ACCCE Adds Coal to "Back to School" Supplies List - Because its Cheap!

Will wonders never cease. ACCCE, quickly becoming the Inspector Clouseau of the advocacy world for its misteps and outright stumbles, has discovered a new factoid that it thinks really makes the case for coal.

In a blog post and email sent out to supporters this week, the leading advocate for burning more coal noted that parents are likely to spend more on school supplies than on electricity if you are sending three kids to school.

You see, ACCCE reports that Bloomberg reports that the average costs of supplies and activity materials will be $473 per elementary school student this year. Three kids = $1,419 on school supplies. But a year's worth of electricity would only cost $1,200. See the savings?

Right. Neither did I. Why ACCCE thinks comparing the cost of school supplies to the cost of electricity makes sense, I don't know. Better move your desks a little further away from the smokestacks, guys.

But of course, their triumph is more of a wash if you have two kids. See, if you have two kids, well then you lose here, since your school supplies would then cost less than your electricity ($946 compared to $1,200.) And its a downright disaster if you only have one kid. Why, then you are getting a really bad deal - then your electricity costs waaay more than school supplies ($473 compared to $1,200.) 

Anyway, ACCCE's point is that since your coal-fired electricity is so much cheaper than school supplies, why not burn more of it? Or tell Congress to let ACCCE's members burn more of it. Something like that, I think.

Of course, aside from this non-sensical comparison, ACCCE's overlooking a couple of key points. You see, the coal-fired power plants that make the electricity are also one of our nation's biggest sources of a whole bunch of pollutants - including airborne mercury, which is known to cause birth defects and learning disabilities. That's something for your kids that only the coal industry seems eager to "supply." Thanks, coal!

Oh, and coal is also one of the leading sources of the pollution that contributes to ground-level ozone, or smog, which in turn can cause and trigger asthma. According to the Centers for Disease Control, 6.7 million kids have asthma - or 9.1% Thanks, coal!

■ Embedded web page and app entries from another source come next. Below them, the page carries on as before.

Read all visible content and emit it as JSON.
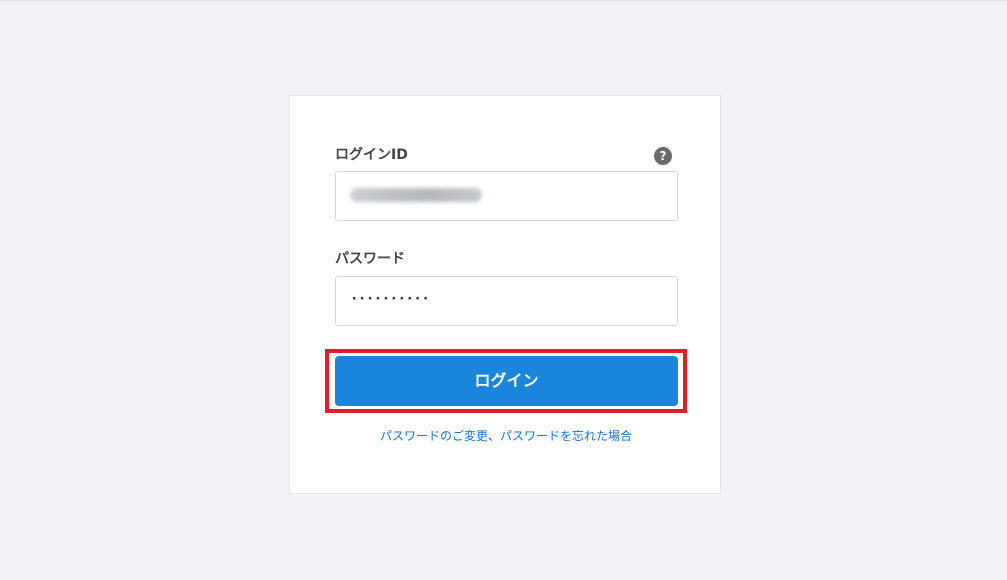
{
  "login_form": {
    "login_id_label": "ログインID",
    "help_icon_glyph": "?",
    "login_id_value_blurred": true,
    "password_label": "パスワード",
    "password_value_masked": "··········",
    "login_button_label": "ログイン",
    "forgot_password_link": "パスワードのご変更、パスワードを忘れた場合"
  },
  "colors": {
    "page_background": "#f2f3f7",
    "button": "#1a85dd",
    "link": "#1a73c8",
    "highlight": "#dd1f26"
  },
  "icons": {
    "help": "help-icon"
  }
}
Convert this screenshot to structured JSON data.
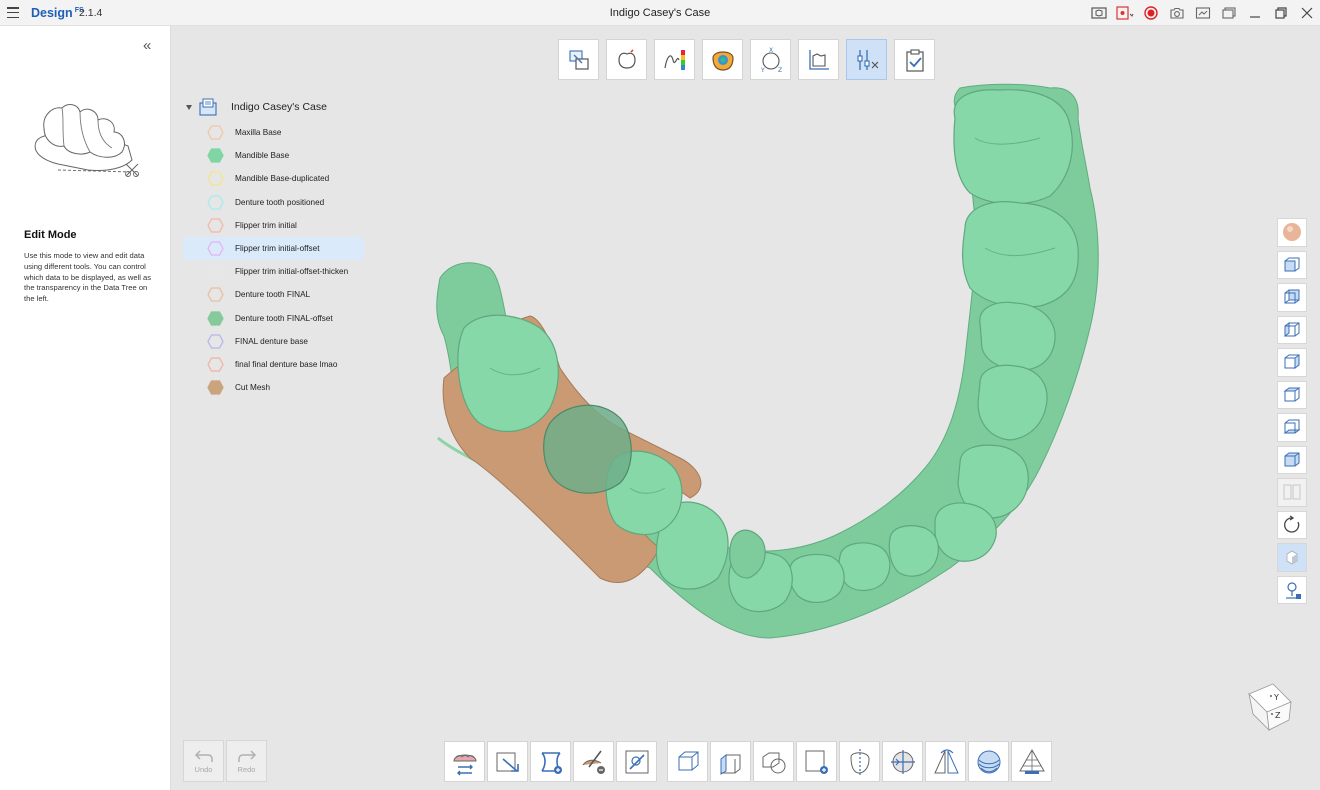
{
  "app": {
    "name": "Design",
    "superscript": "FS",
    "version": "2.1.4",
    "window_title": "Indigo Casey's Case"
  },
  "titlebar_buttons": [
    "view-3d-icon",
    "record-screen-icon",
    "record-icon",
    "camera-icon",
    "screenshot-icon",
    "window-icon",
    "minimize-icon",
    "restore-icon",
    "close-icon"
  ],
  "left_panel": {
    "collapse_label": "«",
    "mode_title": "Edit Mode",
    "mode_description": "Use this mode to view and edit data using different tools. You can control which data to be displayed, as well as the transparency in the Data Tree on the left."
  },
  "top_toolbar": [
    {
      "name": "prepare-tool",
      "active": false
    },
    {
      "name": "margin-tool",
      "active": false
    },
    {
      "name": "thickness-map-tool",
      "active": false
    },
    {
      "name": "occlusion-tool",
      "active": false
    },
    {
      "name": "axis-alignment-tool",
      "active": false
    },
    {
      "name": "measure-tool",
      "active": false
    },
    {
      "name": "edit-tools",
      "active": true
    },
    {
      "name": "checklist-tool",
      "active": false
    }
  ],
  "tree": {
    "root_label": "Indigo Casey's Case",
    "items": [
      {
        "label": "Maxilla Base",
        "color": "#f0c9a4",
        "filled": false,
        "selected": false
      },
      {
        "label": "Mandible Base",
        "color": "#7fd6a4",
        "filled": true,
        "selected": false
      },
      {
        "label": "Mandible Base-duplicated",
        "color": "#f2e58a",
        "filled": false,
        "selected": false
      },
      {
        "label": "Denture tooth positioned",
        "color": "#a7ecec",
        "filled": false,
        "selected": false
      },
      {
        "label": "Flipper trim initial",
        "color": "#f5b5a8",
        "filled": false,
        "selected": false
      },
      {
        "label": "Flipper trim initial-offset",
        "color": "#e3b4ef",
        "filled": false,
        "selected": true
      },
      {
        "label": "Flipper trim initial-offset-thicken",
        "color": "#e8e8e8",
        "filled": false,
        "selected": false
      },
      {
        "label": "Denture tooth FINAL",
        "color": "#e8bf9c",
        "filled": false,
        "selected": false
      },
      {
        "label": "Denture tooth FINAL-offset",
        "color": "#86c99a",
        "filled": true,
        "selected": false
      },
      {
        "label": "FINAL denture base",
        "color": "#b5b8e8",
        "filled": false,
        "selected": false
      },
      {
        "label": "final final denture base lmao",
        "color": "#f0b4a4",
        "filled": false,
        "selected": false
      },
      {
        "label": "Cut Mesh",
        "color": "#c9a47c",
        "filled": true,
        "selected": false
      }
    ]
  },
  "view_toolbar": [
    {
      "name": "material-sphere"
    },
    {
      "name": "view-front"
    },
    {
      "name": "view-back"
    },
    {
      "name": "view-left"
    },
    {
      "name": "view-right"
    },
    {
      "name": "view-top"
    },
    {
      "name": "view-bottom"
    },
    {
      "name": "view-iso"
    },
    {
      "name": "split-view",
      "disabled": true
    },
    {
      "name": "reset-rotation"
    },
    {
      "name": "transparency-toggle",
      "active": true
    },
    {
      "name": "lighting"
    }
  ],
  "orientation": {
    "y_label": "Y",
    "z_label": "Z"
  },
  "undo": {
    "label": "Undo"
  },
  "redo": {
    "label": "Redo"
  },
  "bottom_toolbar": [
    "flip-jaw-tool",
    "transform-tool",
    "smooth-boundary-tool",
    "sculpt-tool",
    "trim-tool",
    "GAP",
    "box-tool",
    "extrude-tool",
    "boolean-tool",
    "add-plane-tool",
    "cut-tool",
    "center-tool",
    "mirror-tool",
    "layers-tool",
    "mesh-simplify-tool"
  ]
}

And, just for good measure, the Columbia Center for Children's Environmental Health (CCCEH) released a study last year showing that eliminating kids' exposure to coal plant pollution "can have a direct, positive impact on children's cognitive development and health."

Not to mention the impact of coal on your kids' parents, teachers and families - after all, pollution from coal plants sends 24,000 Americans a year to an early grave, dumps lots of other toxic and dangerous pollution into our air, and this doesn't even get into the devastation from traditional coal mining, mountaintop mining or the leftovers after coal is burned.

All this is a nice example of "hidden costs" which is to say, you don't get billed for the negative impacts of coal in your monthly electric bill. But that "cheap" electricity ACCCE likes to brag about costs us more than most people realize - and certainly more than ACCCE is willing to say.

I could write more, but I actually have to get my kids.